*** DATA FOR THIS TASK

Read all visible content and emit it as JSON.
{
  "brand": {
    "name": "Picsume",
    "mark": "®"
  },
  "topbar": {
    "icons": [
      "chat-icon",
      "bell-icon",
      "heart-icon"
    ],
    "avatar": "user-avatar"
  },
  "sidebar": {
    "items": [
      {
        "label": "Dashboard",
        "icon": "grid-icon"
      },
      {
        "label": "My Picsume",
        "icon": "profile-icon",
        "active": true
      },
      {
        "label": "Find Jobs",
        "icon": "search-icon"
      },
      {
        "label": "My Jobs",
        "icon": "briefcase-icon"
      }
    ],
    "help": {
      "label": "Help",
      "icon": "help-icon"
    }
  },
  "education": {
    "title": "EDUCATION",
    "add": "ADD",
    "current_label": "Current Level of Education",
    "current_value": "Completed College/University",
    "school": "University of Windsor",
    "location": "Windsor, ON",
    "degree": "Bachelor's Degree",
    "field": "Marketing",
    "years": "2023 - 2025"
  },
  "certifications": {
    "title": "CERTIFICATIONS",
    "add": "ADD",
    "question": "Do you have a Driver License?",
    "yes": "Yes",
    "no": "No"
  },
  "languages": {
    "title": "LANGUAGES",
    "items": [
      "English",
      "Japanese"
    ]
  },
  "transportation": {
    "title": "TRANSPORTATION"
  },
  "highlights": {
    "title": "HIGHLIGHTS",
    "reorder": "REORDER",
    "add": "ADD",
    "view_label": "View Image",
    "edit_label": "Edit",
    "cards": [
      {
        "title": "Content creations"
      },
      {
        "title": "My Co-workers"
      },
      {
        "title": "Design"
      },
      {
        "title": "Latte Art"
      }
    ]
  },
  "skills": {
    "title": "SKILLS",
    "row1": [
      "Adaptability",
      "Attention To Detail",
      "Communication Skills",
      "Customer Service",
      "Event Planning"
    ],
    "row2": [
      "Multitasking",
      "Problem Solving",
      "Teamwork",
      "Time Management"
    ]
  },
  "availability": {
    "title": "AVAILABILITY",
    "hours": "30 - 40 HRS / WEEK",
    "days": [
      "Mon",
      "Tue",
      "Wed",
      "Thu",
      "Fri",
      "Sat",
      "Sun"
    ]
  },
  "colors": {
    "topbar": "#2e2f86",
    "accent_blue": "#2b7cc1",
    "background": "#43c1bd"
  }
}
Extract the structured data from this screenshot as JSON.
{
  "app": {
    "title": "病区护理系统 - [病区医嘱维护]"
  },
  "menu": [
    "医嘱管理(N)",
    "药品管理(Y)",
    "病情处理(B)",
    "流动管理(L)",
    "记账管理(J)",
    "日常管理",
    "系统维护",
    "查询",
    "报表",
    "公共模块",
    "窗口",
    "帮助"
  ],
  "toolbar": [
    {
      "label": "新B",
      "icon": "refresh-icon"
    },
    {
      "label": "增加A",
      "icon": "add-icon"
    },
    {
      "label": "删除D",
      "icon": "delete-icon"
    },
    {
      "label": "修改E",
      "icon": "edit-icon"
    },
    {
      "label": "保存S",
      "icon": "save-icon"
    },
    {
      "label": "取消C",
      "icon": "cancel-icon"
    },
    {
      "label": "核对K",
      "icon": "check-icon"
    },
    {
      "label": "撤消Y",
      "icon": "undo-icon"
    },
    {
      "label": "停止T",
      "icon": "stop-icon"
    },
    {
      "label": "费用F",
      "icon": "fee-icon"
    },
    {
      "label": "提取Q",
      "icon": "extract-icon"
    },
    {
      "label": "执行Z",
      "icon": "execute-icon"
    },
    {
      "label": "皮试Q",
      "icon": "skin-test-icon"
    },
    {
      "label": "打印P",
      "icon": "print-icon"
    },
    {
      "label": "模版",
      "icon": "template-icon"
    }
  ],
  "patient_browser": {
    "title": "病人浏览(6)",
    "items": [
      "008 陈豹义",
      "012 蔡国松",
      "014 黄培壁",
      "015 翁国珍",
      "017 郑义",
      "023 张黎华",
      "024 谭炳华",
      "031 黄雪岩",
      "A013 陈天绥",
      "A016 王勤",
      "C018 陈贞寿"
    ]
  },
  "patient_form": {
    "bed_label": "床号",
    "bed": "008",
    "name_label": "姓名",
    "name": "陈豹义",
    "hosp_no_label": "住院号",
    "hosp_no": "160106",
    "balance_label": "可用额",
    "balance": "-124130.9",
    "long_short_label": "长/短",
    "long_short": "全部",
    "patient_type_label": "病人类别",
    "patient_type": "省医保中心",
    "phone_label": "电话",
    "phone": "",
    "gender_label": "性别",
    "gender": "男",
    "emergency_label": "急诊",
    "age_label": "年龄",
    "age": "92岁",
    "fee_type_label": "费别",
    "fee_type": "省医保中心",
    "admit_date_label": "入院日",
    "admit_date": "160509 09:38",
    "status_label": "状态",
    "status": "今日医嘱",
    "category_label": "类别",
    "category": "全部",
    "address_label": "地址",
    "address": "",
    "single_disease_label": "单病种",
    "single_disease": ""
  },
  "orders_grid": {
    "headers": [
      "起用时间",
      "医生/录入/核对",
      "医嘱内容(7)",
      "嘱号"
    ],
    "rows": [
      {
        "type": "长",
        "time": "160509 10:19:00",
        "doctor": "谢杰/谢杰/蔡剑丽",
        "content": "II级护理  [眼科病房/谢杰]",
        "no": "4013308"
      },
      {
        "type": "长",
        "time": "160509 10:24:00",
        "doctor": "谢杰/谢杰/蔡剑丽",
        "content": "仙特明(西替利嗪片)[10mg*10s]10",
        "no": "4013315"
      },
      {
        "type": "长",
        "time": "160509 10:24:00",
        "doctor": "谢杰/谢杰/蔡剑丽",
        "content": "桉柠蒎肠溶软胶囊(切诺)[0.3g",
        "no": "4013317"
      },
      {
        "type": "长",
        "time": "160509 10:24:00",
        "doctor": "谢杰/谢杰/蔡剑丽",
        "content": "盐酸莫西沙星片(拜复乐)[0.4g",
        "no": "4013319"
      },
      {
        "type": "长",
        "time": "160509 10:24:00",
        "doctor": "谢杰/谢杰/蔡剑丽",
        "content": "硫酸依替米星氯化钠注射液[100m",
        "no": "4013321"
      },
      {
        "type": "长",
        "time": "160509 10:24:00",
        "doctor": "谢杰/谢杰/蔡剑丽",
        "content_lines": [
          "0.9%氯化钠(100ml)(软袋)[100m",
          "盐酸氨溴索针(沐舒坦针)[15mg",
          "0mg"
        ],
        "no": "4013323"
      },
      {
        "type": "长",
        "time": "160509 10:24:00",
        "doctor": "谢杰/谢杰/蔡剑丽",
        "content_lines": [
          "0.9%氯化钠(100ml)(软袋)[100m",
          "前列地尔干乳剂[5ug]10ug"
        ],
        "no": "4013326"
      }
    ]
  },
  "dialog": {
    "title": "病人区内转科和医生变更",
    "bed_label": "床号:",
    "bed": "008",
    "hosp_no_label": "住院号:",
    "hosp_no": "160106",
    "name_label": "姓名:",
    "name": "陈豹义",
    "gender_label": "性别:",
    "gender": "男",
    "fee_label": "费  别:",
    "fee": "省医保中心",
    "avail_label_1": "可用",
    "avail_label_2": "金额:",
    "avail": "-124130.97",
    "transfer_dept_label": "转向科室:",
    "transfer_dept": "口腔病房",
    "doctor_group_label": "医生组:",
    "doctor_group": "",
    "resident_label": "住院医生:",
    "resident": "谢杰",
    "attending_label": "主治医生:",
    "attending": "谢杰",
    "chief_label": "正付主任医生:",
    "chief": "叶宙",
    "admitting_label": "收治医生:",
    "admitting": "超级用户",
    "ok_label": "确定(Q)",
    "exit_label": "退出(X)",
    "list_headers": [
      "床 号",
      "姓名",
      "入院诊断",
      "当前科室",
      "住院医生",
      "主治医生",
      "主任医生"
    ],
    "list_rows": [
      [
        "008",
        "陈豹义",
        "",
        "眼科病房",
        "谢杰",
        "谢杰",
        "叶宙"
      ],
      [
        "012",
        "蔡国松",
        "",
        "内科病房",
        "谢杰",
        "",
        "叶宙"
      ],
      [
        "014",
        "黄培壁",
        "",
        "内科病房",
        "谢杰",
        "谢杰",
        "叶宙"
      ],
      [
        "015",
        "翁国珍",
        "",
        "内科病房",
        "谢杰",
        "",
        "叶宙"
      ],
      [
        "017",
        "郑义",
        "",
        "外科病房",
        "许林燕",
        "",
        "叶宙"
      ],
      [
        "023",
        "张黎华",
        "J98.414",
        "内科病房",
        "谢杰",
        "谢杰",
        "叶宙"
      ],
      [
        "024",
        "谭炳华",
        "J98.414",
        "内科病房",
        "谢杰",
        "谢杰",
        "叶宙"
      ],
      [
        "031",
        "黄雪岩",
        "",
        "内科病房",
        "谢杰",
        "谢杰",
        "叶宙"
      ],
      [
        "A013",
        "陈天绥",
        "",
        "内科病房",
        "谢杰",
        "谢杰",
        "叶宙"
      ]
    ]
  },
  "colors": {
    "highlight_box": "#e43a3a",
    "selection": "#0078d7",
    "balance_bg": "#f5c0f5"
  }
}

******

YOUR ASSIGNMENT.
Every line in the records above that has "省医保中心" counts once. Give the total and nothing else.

RESULT.
3